I stayed in a hostel for two and a half weeks. It was an experience. To put it mildly. I met a range of people. All a little kooky because, hey, it’s a hostel. It takes a special kind. Let me walk you through the good the bad and the just plain ugly of living in a hostel while working.
There’s a special kind of community in hostel life, particularly among the hostel semi-permanents, a gang to which I still feel I belong. It makes me feel warm and fuzzy inside. In my stay, I was befriended by a Polish guy, a crazy South African, and a Frenchman and have befriended a beautiful Czech boy (he didn’t have much choice in the matter).
The Frenchman lent me his iron every morning. He also once came into our room one night and said he was going to hospital and mysteriously refused to tell me why. I’m still not one hundred percent sure what happened to his hand. But he was lovely and he had an iron. The Czech boy and I tease each other. All the time. He’s sweet and friendly, works at McDonalds and asked me about work and seems to genuinely care about how I’m doing. He used to say it would cost me 5 Pounds to charge my phone next to his bed but that he’d give me a special friend discount. He tells me about Canada. The Polish guy and I bonded when he broke into my bag for me when I got drunk and lost the key. We spoke about ready mix concrete and he claims he’s never met a woman who knows about building. He also invited me out drinking with his friends because “I sit around too much”. He used to come to my bed and ask me to rub cream into his back and was the resident snorer. Really. His snoring is a talent, and Czech boy and I teased him all the time.
Now, the community warms my heart. When I suffered a bit of girl induced heartbreak, a whole range of people asked me if I was okay, and the South African took me out drinking in a park. I was subsequently asked ‘are you alright today love? I heard about your troubles’ countless times. They seemed to genuinely care and offered platitudes such as ‘good riddance’ and ‘you’re better off here, love’. The Polish guy also took me out drinking as a result of said troubles (which never seem to end). But I suspect he might have been trying to hook me up with his sweet, stuttering brother.
There is something to be said about experiencing emotional trauma while sharing a pungent smelling, noisy room with 18 people. You don’t have privacy to cry, or have angry conversations with friends or eat your weight in chocolate. As one fresh arrival put it, you’re experiencing all of these intense feelings, but everyone is on their computers or phones or reading their books and you can’t really cope. It’s interesting to feel isolated when you’re surrounded by people, so we made an effort to talk to each other and ask about life stories. Said new arrival told me about her heart break – I invited her to tell me about her intense emotional experience, since I had just shared my intense emotional experiences with half the hostel a week before. She also told me about finding somewhere to live. She was so enthusiastic that she claims she ‘overhugged’ her potential housemate and, like an over eager date, texted the housemate encouraging her to let her live with them.

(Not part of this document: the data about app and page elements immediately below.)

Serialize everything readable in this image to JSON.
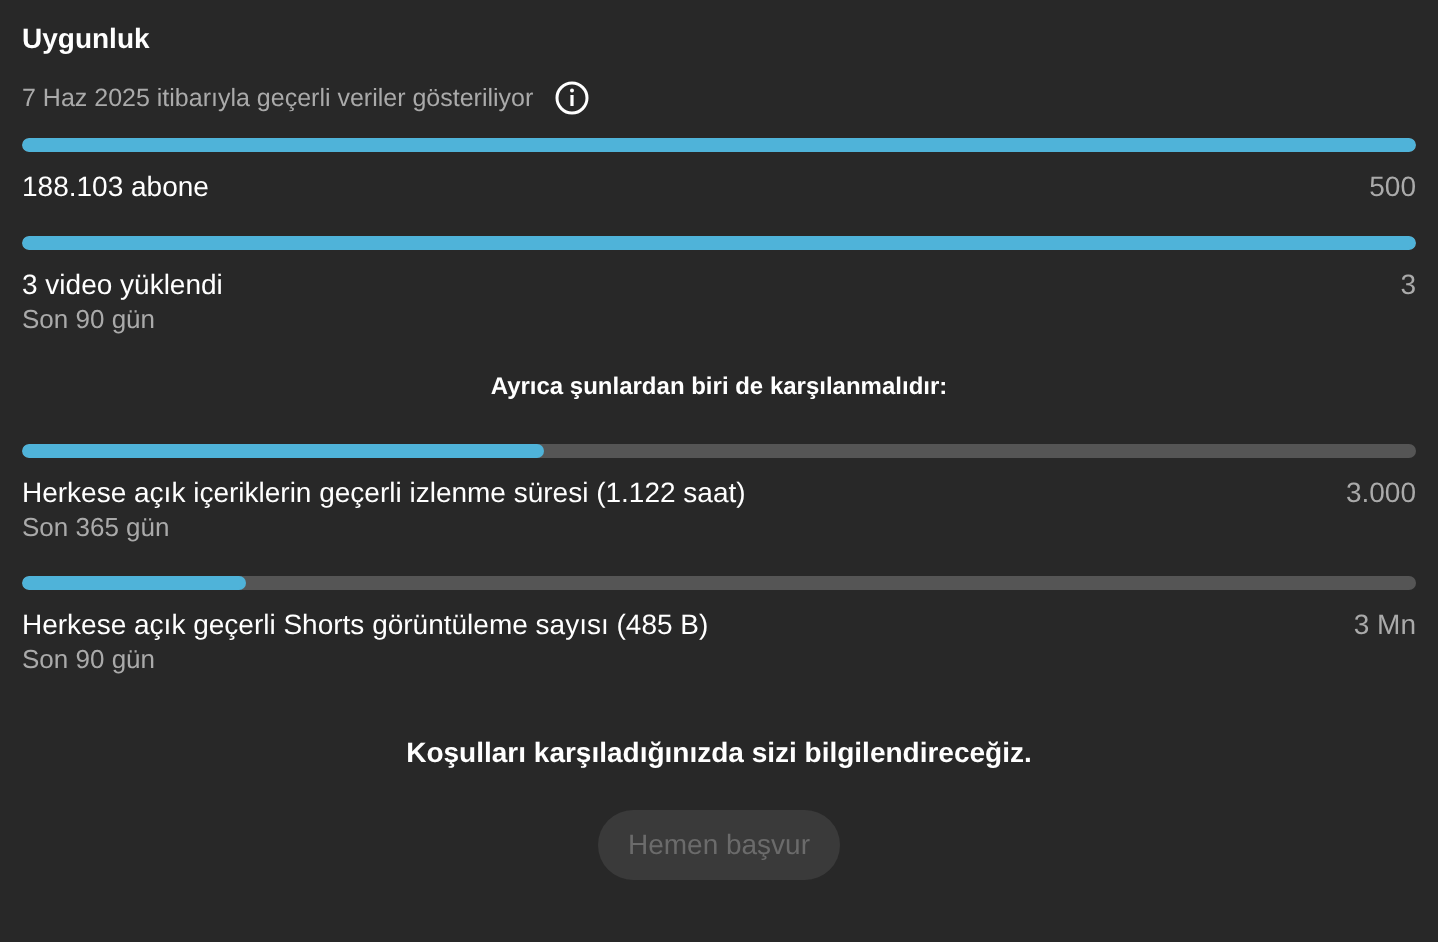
{
  "title": "Uygunluk",
  "subtitle": "7 Haz 2025 itibarıyla geçerli veriler gösteriliyor",
  "requirements": [
    {
      "label": "188.103 abone",
      "target": "500",
      "level": 1
    },
    {
      "label": "3 video yüklendi",
      "period": "Son 90 gün",
      "target": "3",
      "level": 1
    }
  ],
  "alternatives_heading": "Ayrıca şunlardan biri de karşılanmalıdır:",
  "alternatives": [
    {
      "label": "Herkese açık içeriklerin geçerli izlenme süresi (1.122 saat)",
      "period": "Son 365 gün",
      "target": "3.000",
      "level": 0.374
    },
    {
      "label": "Herkese açık geçerli Shorts görüntüleme sayısı (485 B)",
      "period": "Son 90 gün",
      "target": "3 Mn",
      "level": 0.16
    }
  ],
  "notice": "Koşulları karşıladığınızda sizi bilgilendireceğiz.",
  "apply_button": {
    "label": "Hemen başvur",
    "disabled": true
  }
}
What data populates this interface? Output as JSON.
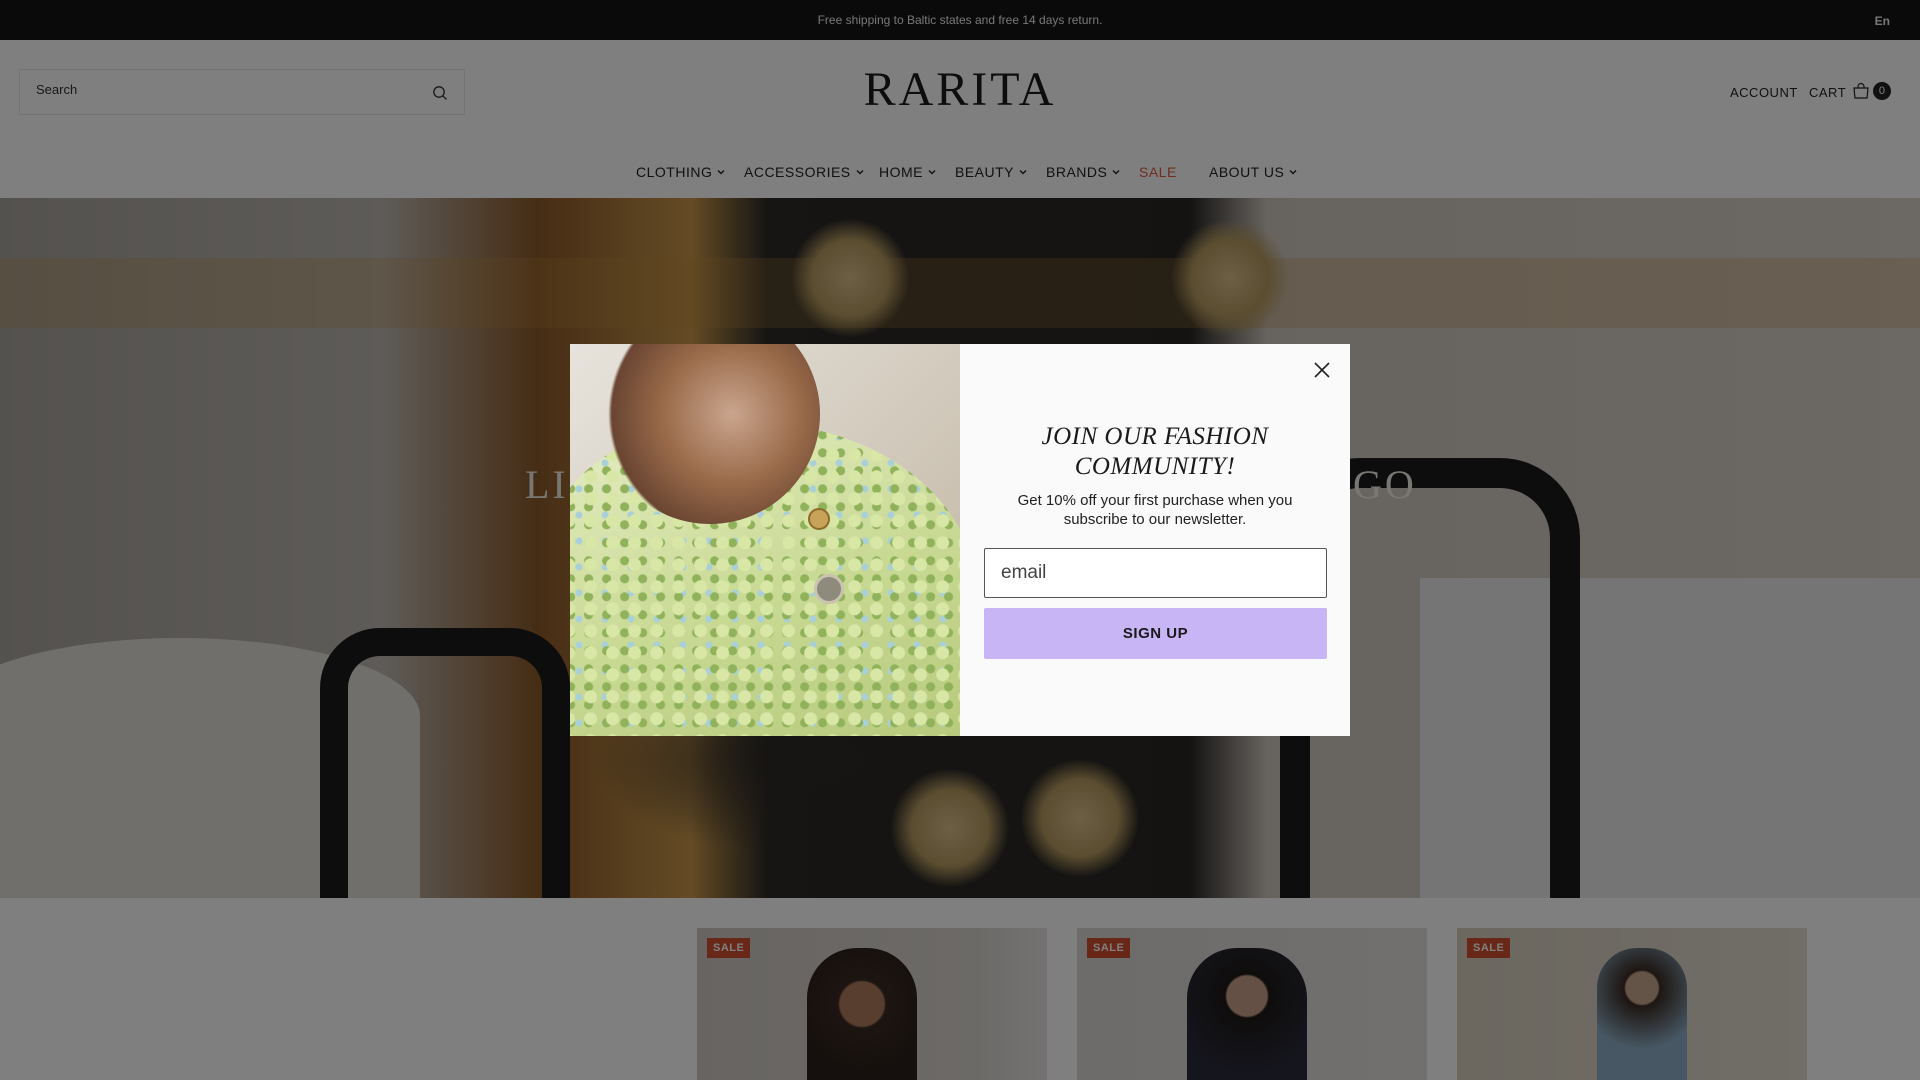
{
  "announcement": {
    "message": "Free shipping to Baltic states and free 14 days return.",
    "language": "En"
  },
  "header": {
    "search_placeholder": "Search",
    "logo": "RARITA",
    "account_label": "ACCOUNT",
    "cart_label": "CART",
    "cart_count": "0"
  },
  "nav": {
    "items": [
      {
        "label": "CLOTHING",
        "has_dropdown": true
      },
      {
        "label": "ACCESSORIES",
        "has_dropdown": true
      },
      {
        "label": "HOME",
        "has_dropdown": true
      },
      {
        "label": "BEAUTY",
        "has_dropdown": true
      },
      {
        "label": "BRANDS",
        "has_dropdown": true
      },
      {
        "label": "SALE",
        "has_dropdown": false
      },
      {
        "label": "ABOUT US",
        "has_dropdown": true
      }
    ]
  },
  "hero": {
    "headline_left": "LIC",
    "headline_right": "GO"
  },
  "products": {
    "badges": [
      "SALE",
      "SALE",
      "SALE"
    ]
  },
  "modal": {
    "title": "JOIN OUR FASHION COMMUNITY!",
    "subtitle": "Get 10% off your first purchase when you subscribe to our newsletter.",
    "email_placeholder": "email",
    "signup_label": "SIGN UP"
  },
  "colors": {
    "sale": "#e05a3c",
    "badge": "#d2512f",
    "signup_button": "#c8b5f5",
    "announcement_bg": "#141414"
  },
  "icons": {
    "search": "search-icon",
    "cart": "shopping-bag-icon",
    "close": "close-icon",
    "dropdown": "chevron-down-icon"
  }
}
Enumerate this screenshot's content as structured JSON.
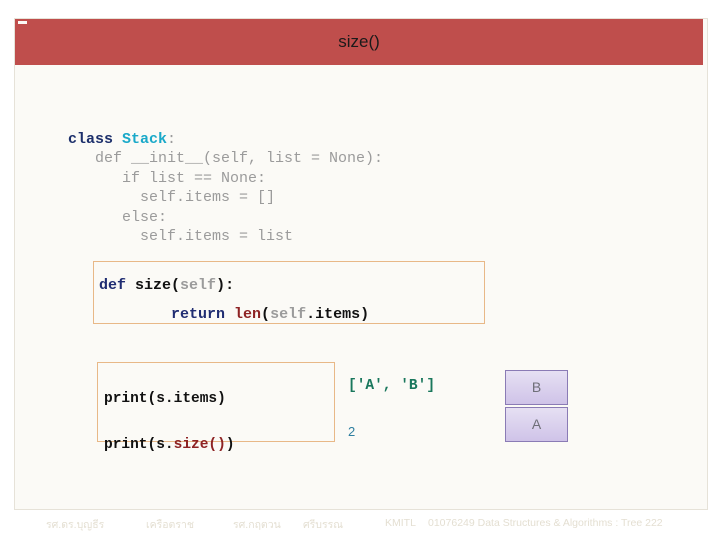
{
  "slide": {
    "title": "size()",
    "accent_color": "#bf4e4c",
    "panel_color": "#fbfaf6"
  },
  "code_main": {
    "lines": [
      {
        "segments": [
          {
            "text": "class ",
            "style": "kw-class"
          },
          {
            "text": "Stack",
            "style": "cls-name"
          },
          {
            "text": ":",
            "style": "punc-dim"
          }
        ]
      },
      {
        "segments": [
          {
            "text": "   def __init__(self, list = None):",
            "style": "punc-dim"
          }
        ]
      },
      {
        "segments": [
          {
            "text": "      if list == None:",
            "style": "punc-dim"
          }
        ]
      },
      {
        "segments": [
          {
            "text": "        self.items = []",
            "style": "punc-dim"
          }
        ]
      },
      {
        "segments": [
          {
            "text": "      else:",
            "style": "punc-dim"
          }
        ]
      },
      {
        "segments": [
          {
            "text": "        self.items = list",
            "style": "punc-dim"
          }
        ]
      }
    ]
  },
  "code_size_box": {
    "line1": [
      {
        "text": "def ",
        "style": "kw-def"
      },
      {
        "text": "size",
        "style": "fn-black"
      },
      {
        "text": "(",
        "style": "fn-black"
      },
      {
        "text": "self",
        "style": "arg-gray"
      },
      {
        "text": "):",
        "style": "fn-black"
      }
    ],
    "line2": [
      {
        "text": "        ",
        "style": "fn-black"
      },
      {
        "text": "return ",
        "style": "kw-return"
      },
      {
        "text": "len",
        "style": "builtin"
      },
      {
        "text": "(",
        "style": "fn-black"
      },
      {
        "text": "self",
        "style": "arg-gray"
      },
      {
        "text": ".items",
        "style": "fn-black"
      },
      {
        "text": ")",
        "style": "fn-black"
      }
    ]
  },
  "code_print_box": {
    "line1": [
      {
        "text": "print(s.items)",
        "style": "fn-black"
      }
    ],
    "line2": [
      {
        "text": "print(s.",
        "style": "fn-black"
      },
      {
        "text": "size()",
        "style": "meth-red"
      },
      {
        "text": ")",
        "style": "fn-black"
      }
    ]
  },
  "output": {
    "items_result": "['A', 'B']",
    "size_result": "2",
    "items_color": "#19775c",
    "size_color": "#2f7fa0"
  },
  "stack": {
    "cells": [
      {
        "label": "B"
      },
      {
        "label": "A"
      }
    ],
    "fill_color": "#cfc3e8",
    "border_color": "#8a7bb5"
  },
  "footer": {
    "author1": "รศ.ดร.บุญธีร",
    "author1b": "เครือตราช",
    "author2": "รศ.กฤตวน",
    "author2b": "ศรีบรรณ",
    "institution": "KMITL",
    "course": "01076249 Data Structures & Algorithms : Tree 222"
  }
}
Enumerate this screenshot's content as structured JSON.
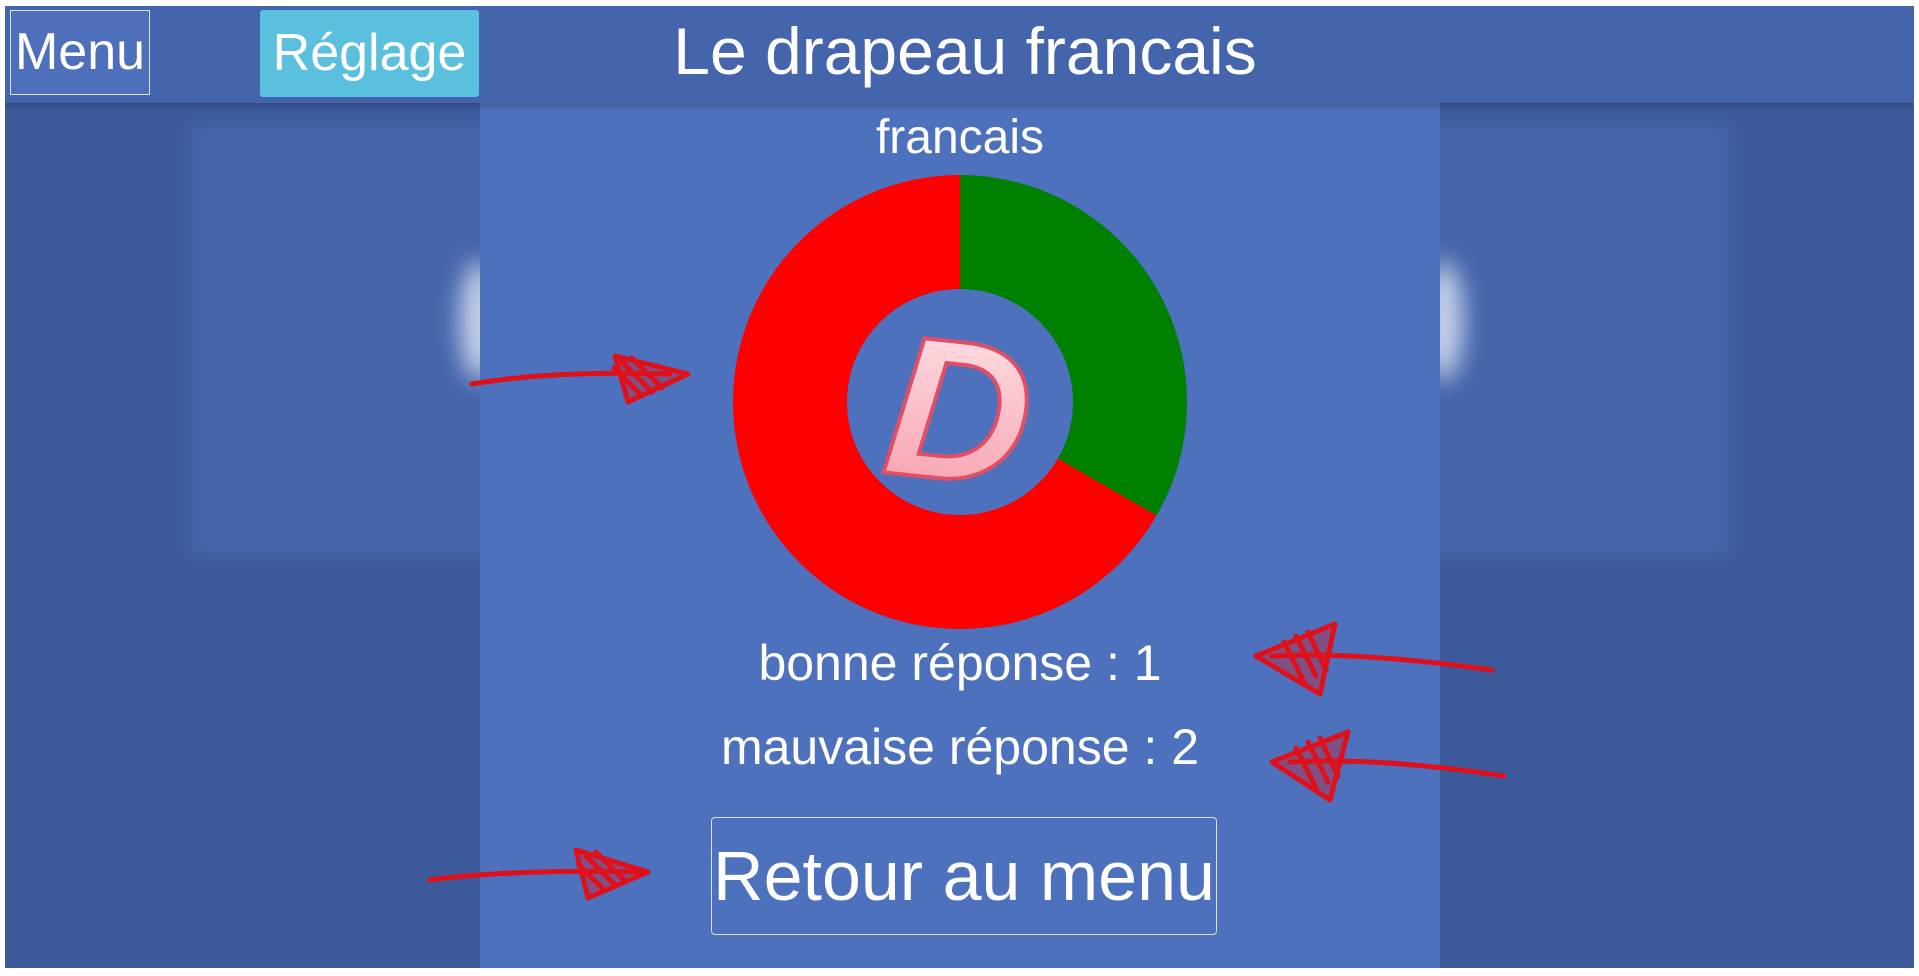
{
  "header": {
    "menu_label": "Menu",
    "settings_label": "Réglage",
    "title": "Le drapeau francais"
  },
  "main": {
    "subject": "francais",
    "center_letter": "D",
    "good_answers_text": "bonne réponse : 1",
    "bad_answers_text": "mauvaise réponse : 2",
    "back_button_label": "Retour au menu"
  },
  "chart_data": {
    "type": "pie",
    "categories": [
      "bonne réponse",
      "mauvaise réponse"
    ],
    "values": [
      1,
      2
    ],
    "colors": [
      "#008000",
      "#ff0000"
    ],
    "donut": true
  },
  "colors": {
    "header_bg": "#4464ab",
    "panel_bg": "#4d71bc",
    "settings_button": "#5bc0de",
    "good": "#008000",
    "bad": "#ff0000",
    "annotation_arrows": "#e0101a"
  }
}
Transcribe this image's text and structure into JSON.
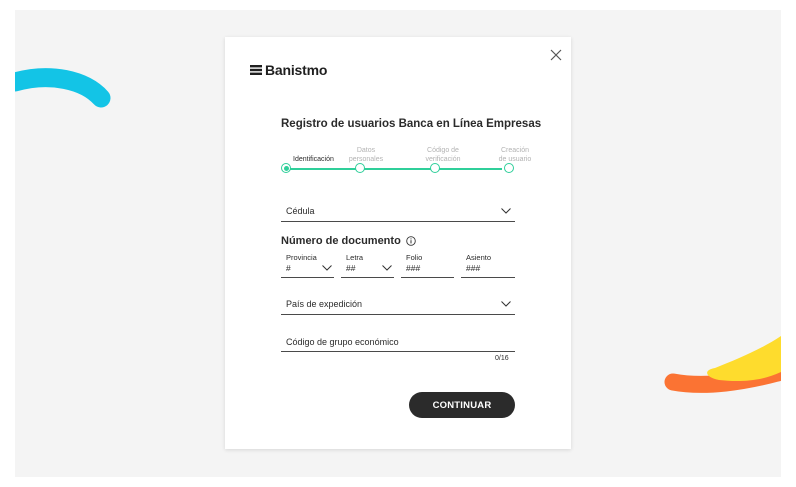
{
  "brand": {
    "name": "Banistmo",
    "logo_icon": "banistmo-logo-icon"
  },
  "colors": {
    "accent_green": "#2fcf9a",
    "button_dark": "#2b2b2b",
    "deco_cyan": "#13c4e6",
    "deco_yellow": "#fedc2d",
    "deco_orange": "#fb7333"
  },
  "modal": {
    "close_icon": "close-icon",
    "title": "Registro de usuarios Banca en Línea Empresas"
  },
  "stepper": {
    "steps": [
      {
        "label": "Identificación",
        "active": true
      },
      {
        "label_line1": "Datos",
        "label_line2": "personales",
        "active": false
      },
      {
        "label_line1": "Código de",
        "label_line2": "verificación",
        "active": false
      },
      {
        "label_line1": "Creación",
        "label_line2": "de usuario",
        "active": false
      }
    ]
  },
  "form": {
    "document_type": {
      "value": "Cédula",
      "icon": "chevron-down-icon"
    },
    "document_number": {
      "title": "Número de documento",
      "info_icon": "info-icon",
      "provincia": {
        "label": "Provincia",
        "placeholder": "#"
      },
      "letra": {
        "label": "Letra",
        "placeholder": "##"
      },
      "folio": {
        "label": "Folio",
        "placeholder": "###"
      },
      "asiento": {
        "label": "Asiento",
        "placeholder": "###"
      }
    },
    "pais": {
      "value": "País de expedición",
      "icon": "chevron-down-icon"
    },
    "grupo": {
      "placeholder": "Código de grupo económico",
      "counter": "0/16"
    },
    "submit_label": "CONTINUAR"
  }
}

This kind of excited desperation for an alternative living situation is common. People want homes, as much as they enjoy the community of living in hostel.
Now, the downside to this community is that a lot of the people are do-lally, and you get lulled into a false sense of security. You start thinking all of the goings on are normal. The thought only occasionally crosses your mind as you embark on a spontaneous adventure ‘what if I’m about to be that dumb tourist’. It should be a bigger deal, but hostel life normalises blurring boundaries. I grew to be incredibly fond of these people and the way of life; the camaraderie that comes from sharing a room with 18 people. But then you wake up in the morning to find that someone has pinched the knickers you left to dry in a broken shower. You can leave your laptop lying about, no problem, but leave your knickers to dry for a night and they get lifted.
So, despite missing the sense of people being around who care about you, and the comfort of being surrounded by people when you’re having the hardest time, and meeting new people from different countries constantly and chewing the fat of life with them at all hours, I will not miss the 3 AM farting contests or the pungent people smell of 18 people in confined quarters, or knowing that someone has my knickers under their pillow, or having drunkards come in at 2 AM when you have work in the morning or not having a kettle to make tea. But mostly the bit about the tea.
Now that I’ve moved into a real home, I’m sure not taking my tea for granted. The day I moved in, I just lay on the bed and enjoyed being alone. Sleeping in a room alone for the first time in 3 weeks – I tell you, being alone never felt so good.